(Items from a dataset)
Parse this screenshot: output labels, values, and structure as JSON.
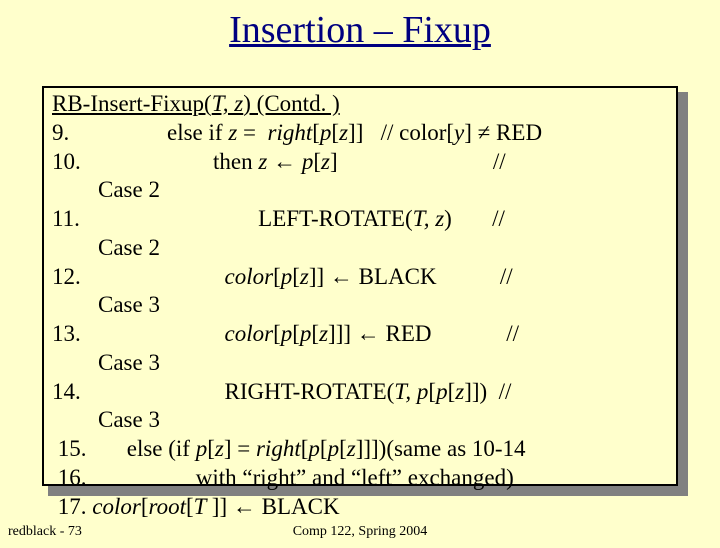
{
  "title": "Insertion – Fixup",
  "header_plain": "RB-Insert-Fixup(",
  "header_args": "T, z",
  "header_tail": ") (Contd. )",
  "l9a": "9.                 else if ",
  "l9b": "z",
  "l9c": " =  ",
  "l9d": "right",
  "l9e": "[",
  "l9f": "p",
  "l9g": "[",
  "l9h": "z",
  "l9i": "]]   // color[",
  "l9j": "y",
  "l9k": "] ≠ RED",
  "l10a": "10.                       then ",
  "l10b": "z",
  "l10c": " ← ",
  "l10d": "p",
  "l10e": "[",
  "l10f": "z",
  "l10g": "]                           //",
  "c2a": "        Case 2",
  "l11a": "11.                               LEFT-ROTATE(",
  "l11b": "T, z",
  "l11c": ")       //",
  "c2b": "        Case 2",
  "l12a": "12.                         ",
  "l12b": "color",
  "l12c": "[",
  "l12d": "p",
  "l12e": "[",
  "l12f": "z",
  "l12g": "]] ← BLACK           //",
  "c3a": "        Case 3",
  "l13a": "13.                         ",
  "l13b": "color",
  "l13c": "[",
  "l13d": "p",
  "l13e": "[",
  "l13f": "p",
  "l13g": "[",
  "l13h": "z",
  "l13i": "]]] ← RED             //",
  "c3b": "        Case 3",
  "l14a": "14.                         RIGHT-ROTATE(",
  "l14b": "T, p",
  "l14c": "[",
  "l14d": "p",
  "l14e": "[",
  "l14f": "z",
  "l14g": "]])  //",
  "c3c": "        Case 3",
  "l15a": " 15.       else (if ",
  "l15b": "p",
  "l15c": "[",
  "l15d": "z",
  "l15e": "] = ",
  "l15f": "right",
  "l15g": "[",
  "l15h": "p",
  "l15i": "[",
  "l15j": "p",
  "l15k": "[",
  "l15l": "z",
  "l15m": "]]])(same as 10-14",
  "l16": " 16.                   with “right” and “left” exchanged)",
  "l17a": " 17. ",
  "l17b": "color",
  "l17c": "[",
  "l17d": "root",
  "l17e": "[",
  "l17f": "T ",
  "l17g": "]] ← BLACK",
  "footer_left": "redblack - 73",
  "footer_center": "Comp 122, Spring 2004"
}
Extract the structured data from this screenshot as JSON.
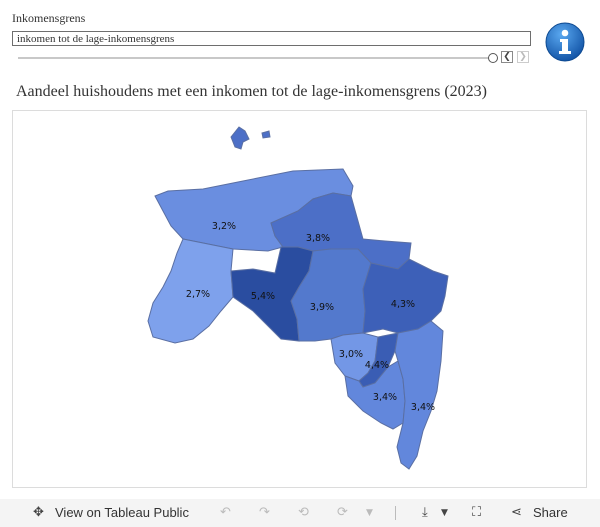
{
  "filter": {
    "label": "Inkomensgrens",
    "selected": "inkomen tot de lage-inkomensgrens"
  },
  "slider": {
    "position_fraction": 1.0,
    "prev_symbol": "❮",
    "next_symbol": "❯"
  },
  "title": "Aandeel huishoudens met een inkomen tot de lage-inkomensgrens (2023)",
  "map": {
    "regions": [
      {
        "label": "3,2%",
        "value": 3.2,
        "color": "#6a8ee0"
      },
      {
        "label": "3,8%",
        "value": 3.8,
        "color": "#4c6fc7"
      },
      {
        "label": "2,7%",
        "value": 2.7,
        "color": "#7ea1ec"
      },
      {
        "label": "5,4%",
        "value": 5.4,
        "color": "#2a4da0"
      },
      {
        "label": "3,9%",
        "value": 3.9,
        "color": "#5379cd"
      },
      {
        "label": "4,3%",
        "value": 4.3,
        "color": "#3d60b8"
      },
      {
        "label": "3,0%",
        "value": 3.0,
        "color": "#7397e6"
      },
      {
        "label": "4,4%",
        "value": 4.4,
        "color": "#3a5db4"
      },
      {
        "label": "3,4%",
        "value": 3.4,
        "color": "#6287dc"
      },
      {
        "label": "3,4%",
        "value": 3.4,
        "color": "#6287dc"
      }
    ],
    "island_color": "#4c6fc7"
  },
  "toolbar": {
    "view_label": "View on Tableau Public",
    "share_label": "Share",
    "icons": [
      "tableau-icon",
      "undo-icon",
      "redo-icon",
      "revert-icon",
      "refresh-icon",
      "download-icon",
      "fullscreen-icon",
      "share-icon"
    ]
  },
  "colors": {
    "info_blue": "#1f6fc9",
    "border": "#5a6fa3"
  }
}
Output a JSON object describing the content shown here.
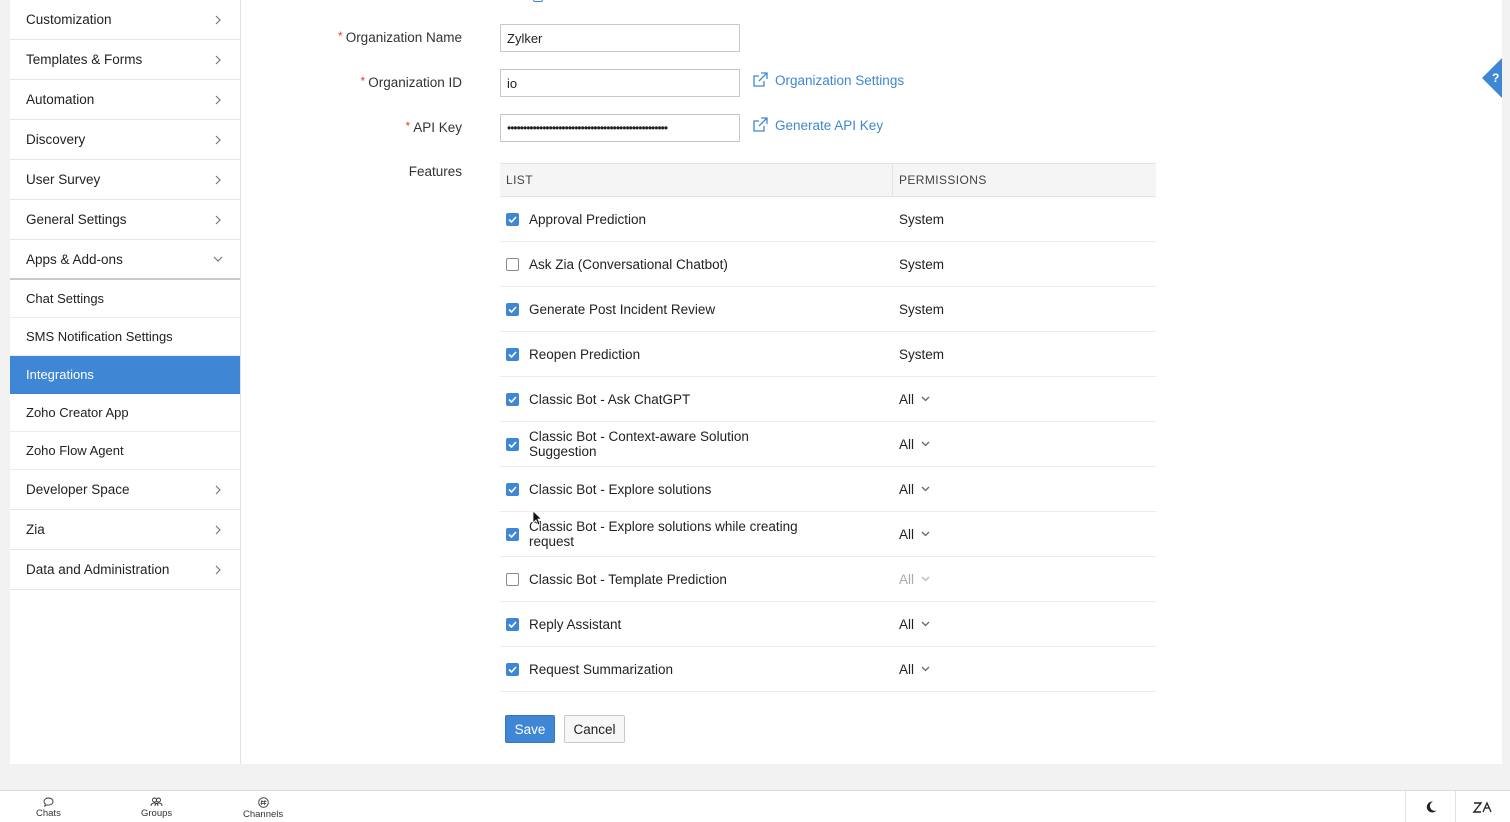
{
  "sidebar": {
    "items_top": [
      {
        "label": "Customization"
      },
      {
        "label": "Templates & Forms"
      },
      {
        "label": "Automation"
      },
      {
        "label": "Discovery"
      },
      {
        "label": "User Survey"
      },
      {
        "label": "General Settings"
      }
    ],
    "open_group": {
      "label": "Apps & Add-ons"
    },
    "sub_items": [
      {
        "label": "Chat Settings"
      },
      {
        "label": "SMS Notification Settings"
      },
      {
        "label": "Integrations",
        "active": true
      },
      {
        "label": "Zoho Creator App"
      },
      {
        "label": "Zoho Flow Agent"
      }
    ],
    "items_bottom": [
      {
        "label": "Developer Space"
      },
      {
        "label": "Zia"
      },
      {
        "label": "Data and Administration"
      }
    ]
  },
  "form": {
    "org_name": {
      "label": "Organization Name",
      "required": "*",
      "value": "Zylker"
    },
    "org_id": {
      "label": "Organization ID",
      "required": "*",
      "value": "io",
      "link": "Organization Settings"
    },
    "api_key": {
      "label": "API Key",
      "required": "*",
      "value": "••••••••••••••••••••••••••••••••••••••••••••••••••",
      "link": "Generate API Key"
    },
    "features_label": "Features"
  },
  "features": {
    "col_list": "LIST",
    "col_permissions": "PERMISSIONS",
    "rows": [
      {
        "name": "Approval Prediction",
        "checked": true,
        "permission": "System",
        "select": false
      },
      {
        "name": "Ask Zia (Conversational Chatbot)",
        "checked": false,
        "permission": "System",
        "select": false
      },
      {
        "name": "Generate Post Incident Review",
        "checked": true,
        "permission": "System",
        "select": false
      },
      {
        "name": "Reopen Prediction",
        "checked": true,
        "permission": "System",
        "select": false
      },
      {
        "name": "Classic Bot - Ask ChatGPT",
        "checked": true,
        "permission": "All",
        "select": true
      },
      {
        "name": "Classic Bot - Context-aware Solution Suggestion",
        "checked": true,
        "permission": "All",
        "select": true
      },
      {
        "name": "Classic Bot - Explore solutions",
        "checked": true,
        "permission": "All",
        "select": true
      },
      {
        "name": "Classic Bot - Explore solutions while creating request",
        "checked": true,
        "permission": "All",
        "select": true
      },
      {
        "name": "Classic Bot - Template Prediction",
        "checked": false,
        "permission": "All",
        "select": true,
        "disabled": true
      },
      {
        "name": "Reply Assistant",
        "checked": true,
        "permission": "All",
        "select": true
      },
      {
        "name": "Request Summarization",
        "checked": true,
        "permission": "All",
        "select": true
      }
    ]
  },
  "actions": {
    "save": "Save",
    "cancel": "Cancel"
  },
  "footer": {
    "chats": "Chats",
    "groups": "Groups",
    "channels": "Channels"
  },
  "colors": {
    "accent": "#3f87d4",
    "required": "#e0403a"
  }
}
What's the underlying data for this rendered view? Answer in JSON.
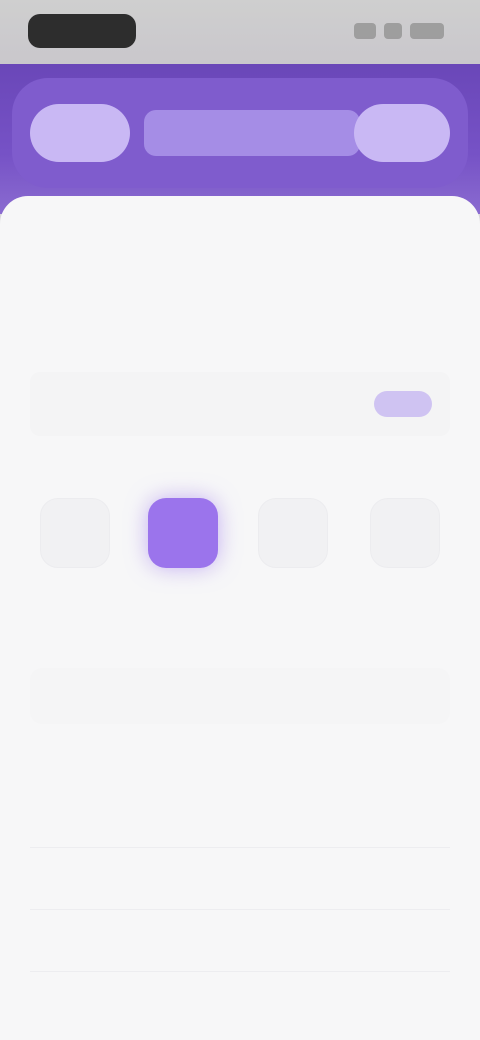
{
  "status_bar": {
    "time": "",
    "icons": [
      "signal-icon",
      "wifi-icon",
      "battery-icon"
    ]
  },
  "header": {
    "left_button": "",
    "title": "",
    "right_button": ""
  },
  "sheet": {
    "title": "",
    "section_1_label": "",
    "row_1": {
      "label": "",
      "value": ""
    },
    "section_2_label": "",
    "options": [
      {
        "label": "",
        "selected": false
      },
      {
        "label": "",
        "selected": true
      },
      {
        "label": "",
        "selected": false
      },
      {
        "label": "",
        "selected": false
      }
    ],
    "section_3_label": "",
    "action_button": "",
    "list_header": "",
    "list_items": [
      "",
      "",
      ""
    ]
  },
  "colors": {
    "accent": "#7652c6",
    "selected": "#9b74ec",
    "background": "#f7f7f8"
  }
}
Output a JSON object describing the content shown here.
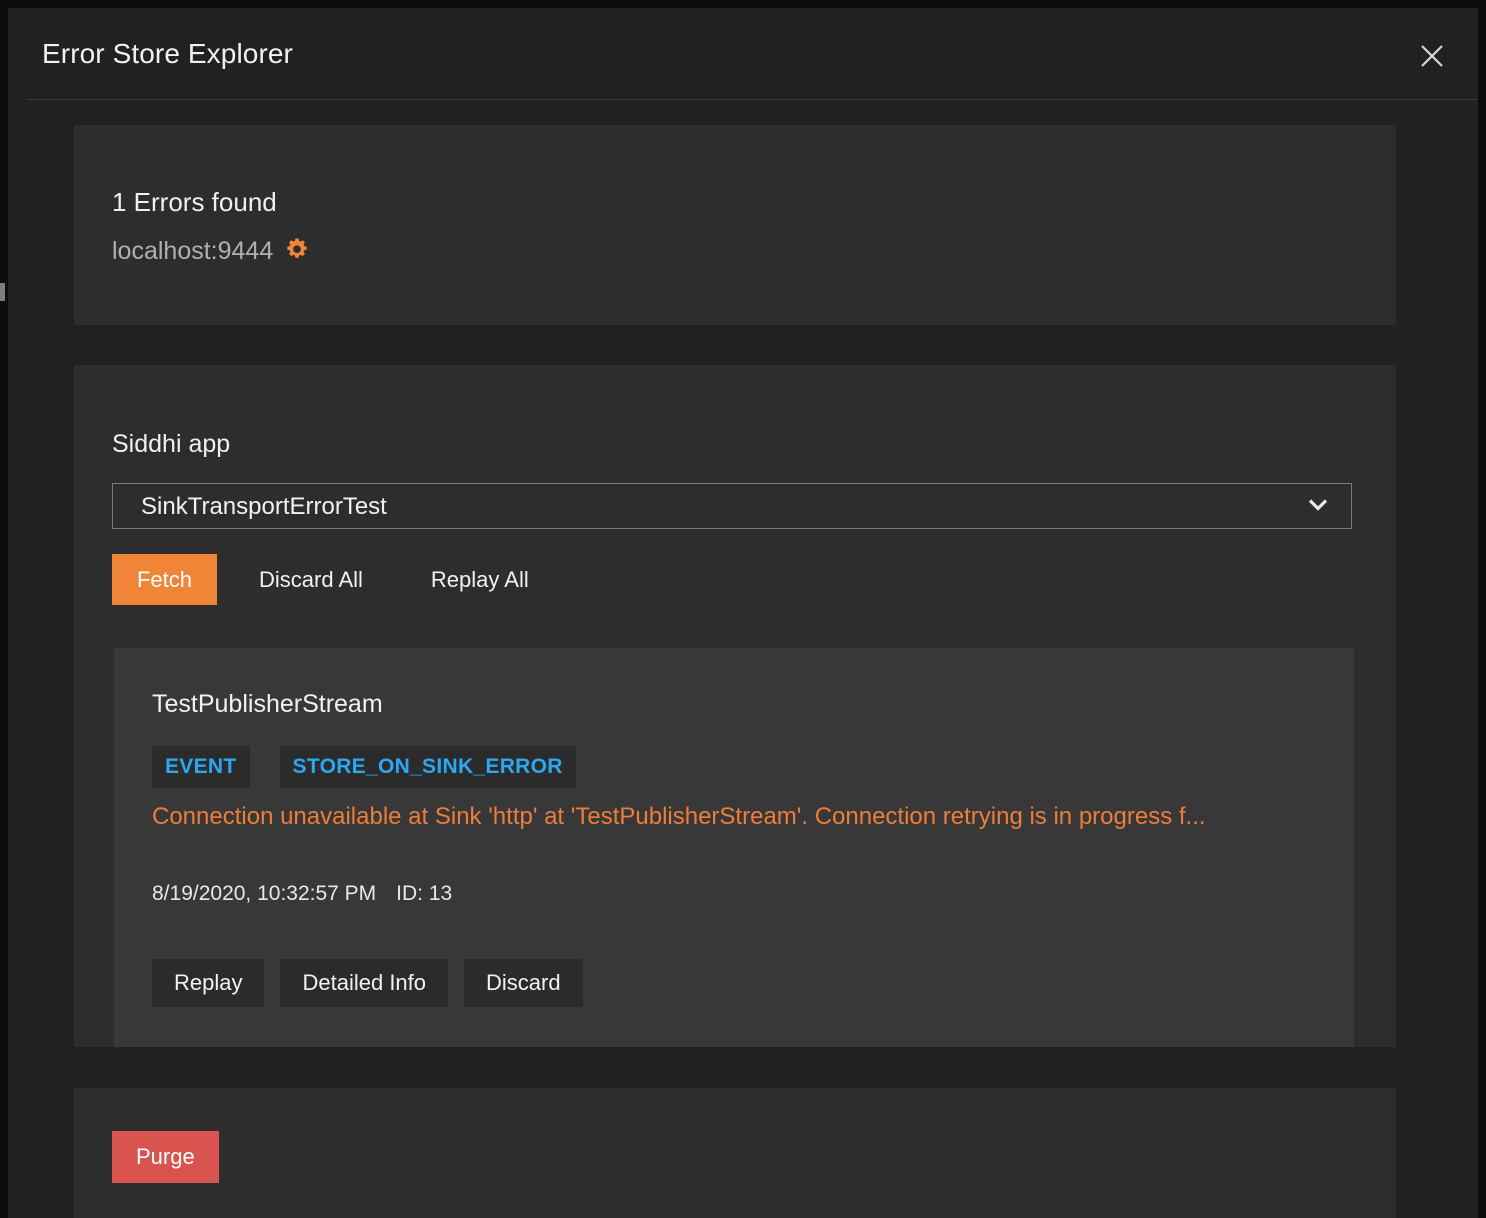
{
  "modal": {
    "title": "Error Store Explorer",
    "close_icon": "close-icon"
  },
  "summary": {
    "errors_found": "1 Errors found",
    "host": "localhost:9444",
    "settings_icon": "gear-icon"
  },
  "main": {
    "field_label": "Siddhi app",
    "select": {
      "value": "SinkTransportErrorTest",
      "options": [
        "SinkTransportErrorTest"
      ],
      "chevron_icon": "chevron-down-icon"
    },
    "actions": {
      "fetch": "Fetch",
      "discard_all": "Discard All",
      "replay_all": "Replay All"
    },
    "error_card": {
      "stream_name": "TestPublisherStream",
      "badges": [
        "EVENT",
        "STORE_ON_SINK_ERROR"
      ],
      "message": "Connection unavailable at Sink 'http' at 'TestPublisherStream'. Connection retrying is in progress f...",
      "timestamp": "8/19/2020, 10:32:57 PM",
      "id": "ID: 13",
      "buttons": {
        "replay": "Replay",
        "detailed_info": "Detailed Info",
        "discard": "Discard"
      }
    }
  },
  "purge": {
    "label": "Purge"
  },
  "colors": {
    "accent_orange": "#f08537",
    "error_orange": "#ee7d3a",
    "badge_blue": "#2aa8f2",
    "danger_red": "#d9534f",
    "panel_bg": "#2d2d2d",
    "card_bg": "#383838",
    "modal_bg": "#212121"
  }
}
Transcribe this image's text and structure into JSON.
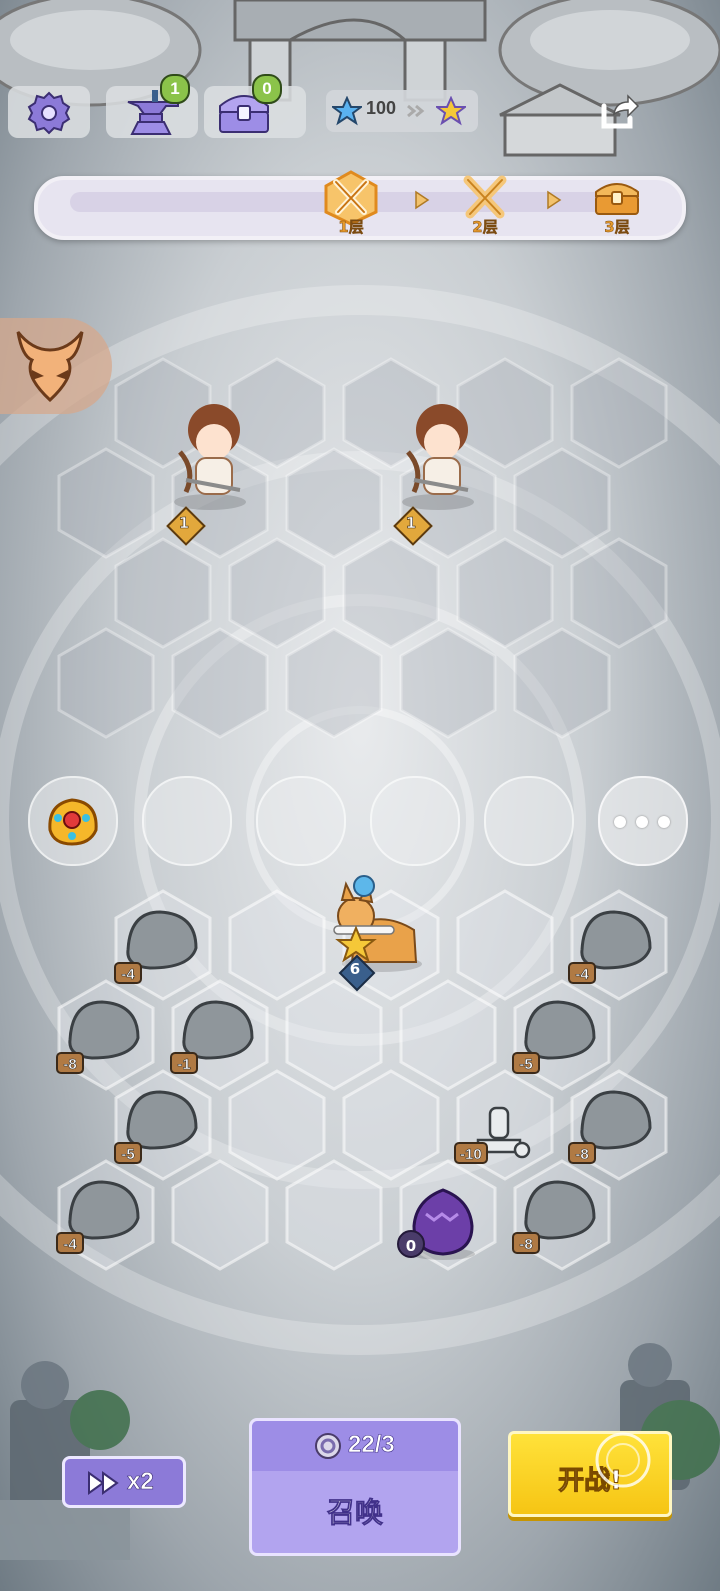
{
  "topbar": {
    "settings_icon": "gear-icon",
    "forge_icon": "anvil-icon",
    "forge_count": "1",
    "chest_icon": "treasure-chest-icon",
    "chest_count": "0",
    "stars": "100",
    "share_icon": "share-icon"
  },
  "progress": {
    "current_floor_index": 0,
    "floors": [
      {
        "label": "1层",
        "icon": "crossed-swords-icon",
        "active": true
      },
      {
        "label": "2层",
        "icon": "crossed-swords-icon",
        "active": false
      },
      {
        "label": "3层",
        "icon": "treasure-chest-icon",
        "active": false
      }
    ]
  },
  "enemy_side": {
    "tab_icon": "devil-mask-icon",
    "units": [
      {
        "name": "archer-girl",
        "level": "1"
      },
      {
        "name": "archer-girl",
        "level": "1"
      }
    ]
  },
  "relic_slots": {
    "first_item_icon": "jeweled-crown-icon",
    "more_icon": "more-dots-icon"
  },
  "player_side": {
    "hero": {
      "name": "corgi-rider",
      "level": "6",
      "star": true
    },
    "rocks": [
      "-4",
      "-4",
      "-8",
      "-1",
      "-5",
      "-5",
      "-10",
      "-8",
      "-4",
      "-8"
    ],
    "egg": {
      "icon": "purple-egg-icon",
      "count": "0"
    }
  },
  "bottom": {
    "speed_label": "x2",
    "summon_cost": "22/3",
    "summon_label": "召唤",
    "fight_label": "开战!"
  },
  "colors": {
    "accent_purple": "#9d8de6",
    "fight_yellow": "#f6c514",
    "floor_orange": "#e89b2c"
  }
}
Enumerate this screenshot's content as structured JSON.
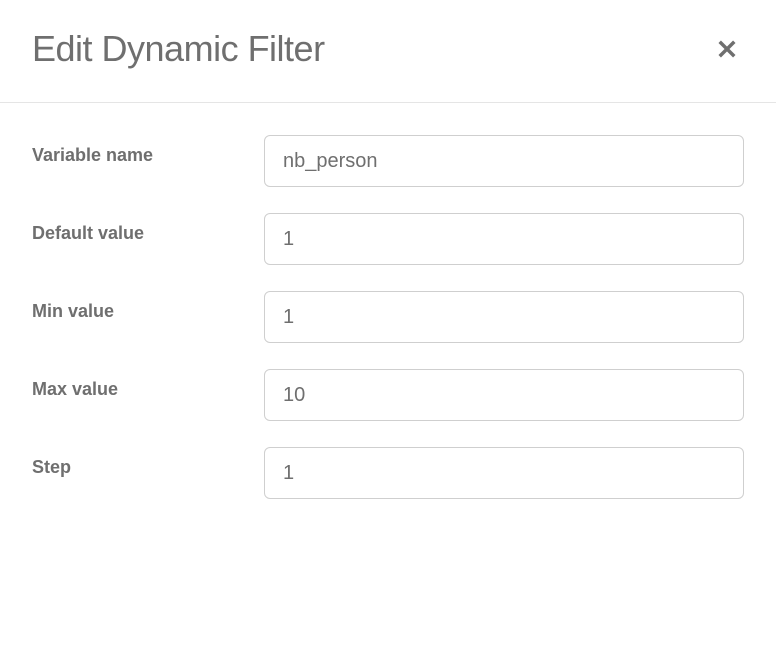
{
  "dialog": {
    "title": "Edit Dynamic Filter"
  },
  "form": {
    "variable_name": {
      "label": "Variable name",
      "value": "nb_person"
    },
    "default_value": {
      "label": "Default value",
      "value": "1"
    },
    "min_value": {
      "label": "Min value",
      "value": "1"
    },
    "max_value": {
      "label": "Max value",
      "value": "10"
    },
    "step": {
      "label": "Step",
      "value": "1"
    }
  }
}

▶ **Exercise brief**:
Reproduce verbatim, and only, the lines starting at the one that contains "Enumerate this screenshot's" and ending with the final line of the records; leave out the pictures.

▶ **Your solution**:
Enumerate this screenshot's content as structured JSON.
{
  "dialog": {
    "title": "Edit Dynamic Filter"
  },
  "form": {
    "variable_name": {
      "label": "Variable name",
      "value": "nb_person"
    },
    "default_value": {
      "label": "Default value",
      "value": "1"
    },
    "min_value": {
      "label": "Min value",
      "value": "1"
    },
    "max_value": {
      "label": "Max value",
      "value": "10"
    },
    "step": {
      "label": "Step",
      "value": "1"
    }
  }
}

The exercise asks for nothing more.